You can map a network drive from Windows GUI, cmd, and PowerShell.
To map a shared network folder from File Explorer, open the list of folders on the remote computer (
\\servername), right-click on the folder and select ‘Map network drive‘.
Select the drive letter you want to assign to the shared folder (Drive), and whether you want to reconnect the network drive at the next logon (Reconnect at sign-in).
Mapped drives are displayed in File Explorer and include the drive letter and the path to the network folder in UNC format (
If you know the full UNC path to the shared folder you want to mount, you can use the net use command:
net use <drive:> <path>
To mount the \\fs01\docs folder and assign it the U: drive letter, run the command:
net use U: \\fs01\docs
If you have to log in to access a shared network folder, a window will appear in which you will be asked to enter your account credentials. Or you can provide your credentials directly in the command line:

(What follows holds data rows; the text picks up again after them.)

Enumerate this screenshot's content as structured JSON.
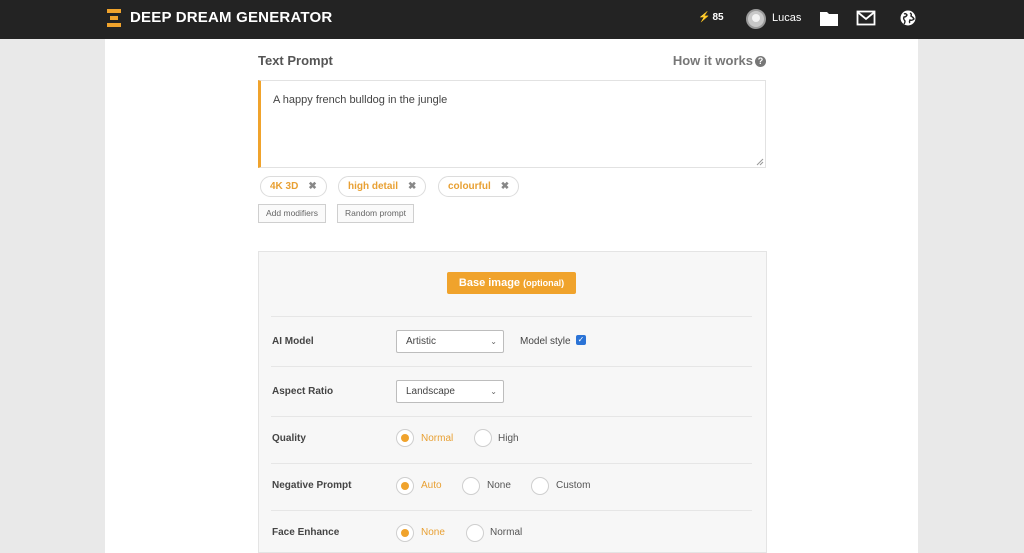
{
  "header": {
    "brand": "DEEP DREAM GENERATOR",
    "energy": "85",
    "username": "Lucas",
    "icons": [
      "logo-icon",
      "bolt-icon",
      "avatar",
      "folder-icon",
      "mail-icon",
      "globe-icon"
    ]
  },
  "prompt": {
    "title": "Text Prompt",
    "how_it_works": "How it works",
    "value": "A happy french bulldog in the jungle"
  },
  "modifiers": [
    {
      "label": "4K 3D"
    },
    {
      "label": "high detail"
    },
    {
      "label": "colourful"
    }
  ],
  "buttons": {
    "add_modifiers": "Add modifiers",
    "random_prompt": "Random prompt",
    "base_image": "Base image",
    "base_image_suffix": "(optional)"
  },
  "settings": {
    "ai_model": {
      "label": "AI Model",
      "value": "Artistic",
      "model_style_label": "Model style",
      "model_style_checked": true
    },
    "aspect_ratio": {
      "label": "Aspect Ratio",
      "value": "Landscape"
    },
    "quality": {
      "label": "Quality",
      "options": [
        "Normal",
        "High"
      ],
      "selected": "Normal"
    },
    "negative_prompt": {
      "label": "Negative Prompt",
      "options": [
        "Auto",
        "None",
        "Custom"
      ],
      "selected": "Auto"
    },
    "face_enhance": {
      "label": "Face Enhance",
      "options": [
        "None",
        "Normal"
      ],
      "selected": "None"
    }
  },
  "colors": {
    "accent": "#f0a32c",
    "topbar": "#232323",
    "checkbox": "#2b73d6"
  }
}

net use U: \\fs01\docs\ /user:your_user_name Your_Password
By default, the mapped network drive is not permanent and will disappear the next time you restart your computer. If you want this drive to be mounted automatically the next time you log on, add the option /persistent:yes
net use U: \\lon-fs01\docs\sales /persistent:yes
To disconnect a mapped drive, use the /delete parameter:
net use U: /delete
Add * to remove all mapped network drives.
net use * /delete
In order to automatically map a network drive for all the users of the computer, create a text file map_drive.bat with the following code
net use Z: /delete net use Z: “\\fs01\docs" /user:fs01\user_name P@ssw0rdd
Copy your bat file into the
C:\ProgramData\Microsoft\Windows\Start Menu\Programs\Startup directory. Your script will now run at each user’s login and will map a network drive for them.
You can use the New-SmbMapping PowerShell cmdlet to map a network drive in Windows:
New-SmbMapping -LocalPath Z -RemotePath “\\fs01\docs” -Persistent:$true
List mapped network drives in the current session: